  • Point out that his success has come through his own efforts, but that the next level of success is going to re quire a totally different style. In other words, show him that what's brought him to this point will not be enough to move him forward.
  • Describe role models (ideally in the company) that are exhibiting Stage Four behavior. You'll know these individuals by (1) their focus on "we," (2) the number of triads in their networks, and (3) the success that comes from groups.
  • When the person complains that he doesn't have time and that others aren't as good (the two chief gripes at Stage Three), show that he has crafted his work life so that no one can really contribute to him.
  • Tell stories about the time you made the transition from Stage Three to Stage Four.
  • Coach him that real power comes not from knowledge • but from networks, and that there is more leverage in wis dom than in information. Compliment his successes-and they are likely numerous-and convey that you're on his side. Also help him to notice that his goals require getting more done than he is able to do alone, no matter how smart and talented he is.
  • Encourage him to manage using transparency, as much as is possible under corporate policy. Coach him to not follow the Stage Three tendency to tell them only what they need to know. Rather, encourage him to over communicate.


  • He will substitute "L" language for "we." When people ask about the secret of his success, he will point to his team, not to himself.
  • He will actively form triads, and his network will expand from a few dozen to several hundred.
  • He will work less, and yet get more done.
  • His complaints about there's not enough time" and "no one is as good" will cease.
  • The results for which he is accountable will increase by at least 30 percent.
  • He will communicate with transparency.
  • He will communicate more information, and more often.

For a Person at Stage Four
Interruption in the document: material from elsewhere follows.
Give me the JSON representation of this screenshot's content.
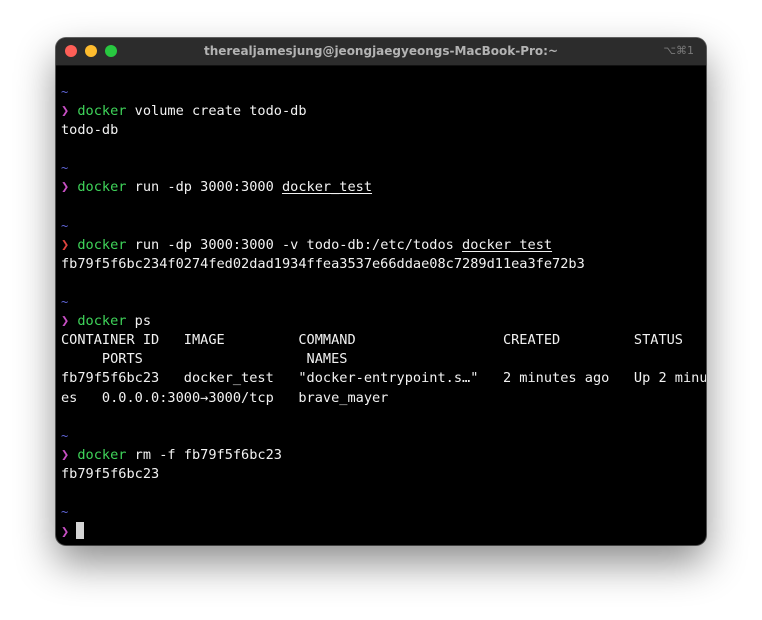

  • Stabilize her at Stage Four by ensuring that her triads are based on values, advantages, and opportunity.
  • Encourage her to use the strategy process in Chapter 11 with her team. In particular, encourage her to run sessions that explore the team's core values, its sense of a noble cause, outcomes that would inspire the team, its as sets, and then its behaviors (who would do what). In short, encourage her to pick projects that are more of a stretch and that accomplish bigger and bigger results, by working more in partnership with other people.
  • Once she is fully stable at Stage Four (which you can measure by her use of "we're great" language and her networked triads of relationships), encourage her team to take advantage of market conditions to make history.
  • If the market doesn't offer the right conditions, engineer an opportunity,
  • Recruit others to the tribe who share the values of the group's strategy.
  • When the team hits difficulties, point people to others for solutions. Encourage her to not solve problems. as doing so is consistent with "I'm great and you're not."
  • Perform regular "oil changes" with the team. In this process, she should lead a discussion about (1) what is working well. (2) what is not working well, and (3) what the team can do make the things that are not working well, work.


  • She will use "life is great" language rather than "we're great and they're not)."
  • She will seek out ever more challenging projects, and her network will include an almost stunning amount of diversity-but mostly people who, like her, have owned and then left Stage Three.
  • She will make decisions about how to spend her time based on the tribe's core values and noble cause.
  • She will appear to be an embodiment of the tribe's strategy, especially its values.

Goal of Tribal Leadership

• Tribal Leaders upgrade as many people-and clusters of people-as are willing and able to move forward to Stage Four, the zone of tribal pride.